Sir: “Forgotten First World War Railway Stories” (“Cornucopia”, Autumn 2016) was of great interest. My late father, Oliver Say, the third son of a furniture mover in Gloucester, had an involvement with this subject. His two older brothers worked in the family removals business, but after they enlisted at the start of the war, my grandfather, William, was left short of a workforce. As a result he applied for — and was granted — permission for my 11-year-old father to leave school to work for him.

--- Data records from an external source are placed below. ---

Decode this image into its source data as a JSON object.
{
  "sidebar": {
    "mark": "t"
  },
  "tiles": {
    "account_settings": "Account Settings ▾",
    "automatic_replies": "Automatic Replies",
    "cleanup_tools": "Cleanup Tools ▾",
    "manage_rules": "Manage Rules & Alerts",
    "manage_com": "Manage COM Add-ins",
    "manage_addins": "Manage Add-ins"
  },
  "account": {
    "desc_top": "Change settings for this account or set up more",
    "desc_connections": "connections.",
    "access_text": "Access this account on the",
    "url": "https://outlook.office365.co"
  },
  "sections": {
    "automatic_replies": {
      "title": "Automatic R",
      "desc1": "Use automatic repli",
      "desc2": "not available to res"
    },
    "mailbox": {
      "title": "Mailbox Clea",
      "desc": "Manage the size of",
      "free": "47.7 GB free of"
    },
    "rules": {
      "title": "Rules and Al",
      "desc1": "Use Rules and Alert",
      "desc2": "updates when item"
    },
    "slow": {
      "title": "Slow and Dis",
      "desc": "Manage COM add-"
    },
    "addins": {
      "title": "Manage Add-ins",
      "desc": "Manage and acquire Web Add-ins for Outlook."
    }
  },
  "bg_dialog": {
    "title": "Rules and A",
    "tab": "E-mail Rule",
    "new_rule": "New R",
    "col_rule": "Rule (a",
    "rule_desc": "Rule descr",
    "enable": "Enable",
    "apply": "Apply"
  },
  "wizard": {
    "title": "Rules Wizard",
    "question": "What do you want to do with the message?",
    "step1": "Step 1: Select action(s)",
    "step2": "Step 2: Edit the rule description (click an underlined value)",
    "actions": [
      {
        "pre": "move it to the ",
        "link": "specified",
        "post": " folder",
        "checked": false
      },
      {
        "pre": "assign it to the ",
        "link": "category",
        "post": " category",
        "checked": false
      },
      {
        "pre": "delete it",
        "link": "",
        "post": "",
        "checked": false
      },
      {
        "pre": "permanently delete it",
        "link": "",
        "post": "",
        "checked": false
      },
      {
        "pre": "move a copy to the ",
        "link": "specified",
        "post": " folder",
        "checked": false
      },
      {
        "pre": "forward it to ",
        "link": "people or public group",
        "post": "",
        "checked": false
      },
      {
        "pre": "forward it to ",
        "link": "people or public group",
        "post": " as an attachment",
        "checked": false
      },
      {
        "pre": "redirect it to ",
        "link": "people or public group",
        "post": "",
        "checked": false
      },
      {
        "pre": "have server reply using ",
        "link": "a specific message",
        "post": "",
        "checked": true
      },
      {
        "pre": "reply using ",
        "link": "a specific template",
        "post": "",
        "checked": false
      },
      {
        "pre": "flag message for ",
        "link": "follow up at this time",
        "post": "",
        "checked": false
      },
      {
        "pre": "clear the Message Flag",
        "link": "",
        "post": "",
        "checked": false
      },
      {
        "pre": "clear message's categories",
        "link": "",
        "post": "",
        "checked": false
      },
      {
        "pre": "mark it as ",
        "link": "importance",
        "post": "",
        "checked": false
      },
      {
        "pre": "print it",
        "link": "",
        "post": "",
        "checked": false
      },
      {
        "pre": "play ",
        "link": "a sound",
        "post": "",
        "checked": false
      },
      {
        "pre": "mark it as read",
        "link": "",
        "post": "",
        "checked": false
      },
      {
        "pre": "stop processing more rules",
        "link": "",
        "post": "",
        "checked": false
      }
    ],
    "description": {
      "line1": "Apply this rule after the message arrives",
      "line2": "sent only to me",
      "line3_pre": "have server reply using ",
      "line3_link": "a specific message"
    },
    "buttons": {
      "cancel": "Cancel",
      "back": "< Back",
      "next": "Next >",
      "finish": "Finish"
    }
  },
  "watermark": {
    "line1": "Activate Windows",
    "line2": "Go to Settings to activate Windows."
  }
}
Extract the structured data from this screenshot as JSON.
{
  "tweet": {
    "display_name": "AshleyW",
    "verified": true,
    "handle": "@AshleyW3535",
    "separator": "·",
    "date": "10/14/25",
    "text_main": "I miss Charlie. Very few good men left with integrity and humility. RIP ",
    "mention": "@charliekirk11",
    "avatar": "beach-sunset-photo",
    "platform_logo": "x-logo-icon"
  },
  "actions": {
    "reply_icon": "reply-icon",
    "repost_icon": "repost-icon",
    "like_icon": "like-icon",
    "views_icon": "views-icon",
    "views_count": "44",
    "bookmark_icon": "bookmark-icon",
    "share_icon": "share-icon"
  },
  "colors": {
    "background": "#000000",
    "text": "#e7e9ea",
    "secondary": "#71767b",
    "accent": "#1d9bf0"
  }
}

At that time the main way of haulage was by horse and waggon and as my father later recounted to me, there were many occasions when grandfather would wake him at 2am and they would hitch up the horses to the trailer. They would then go to Gloucester Station to meet the hospital trains coming in from the Front. From the station, the injured soldiers were conveyed on the horse-drawn trailer to the local hospital. This was often in the winter in dreadful, freezing cold weather. He never described to me what injuries he saw that the soldiers had sustained, but he always said of them, “Poor men”. — DONALD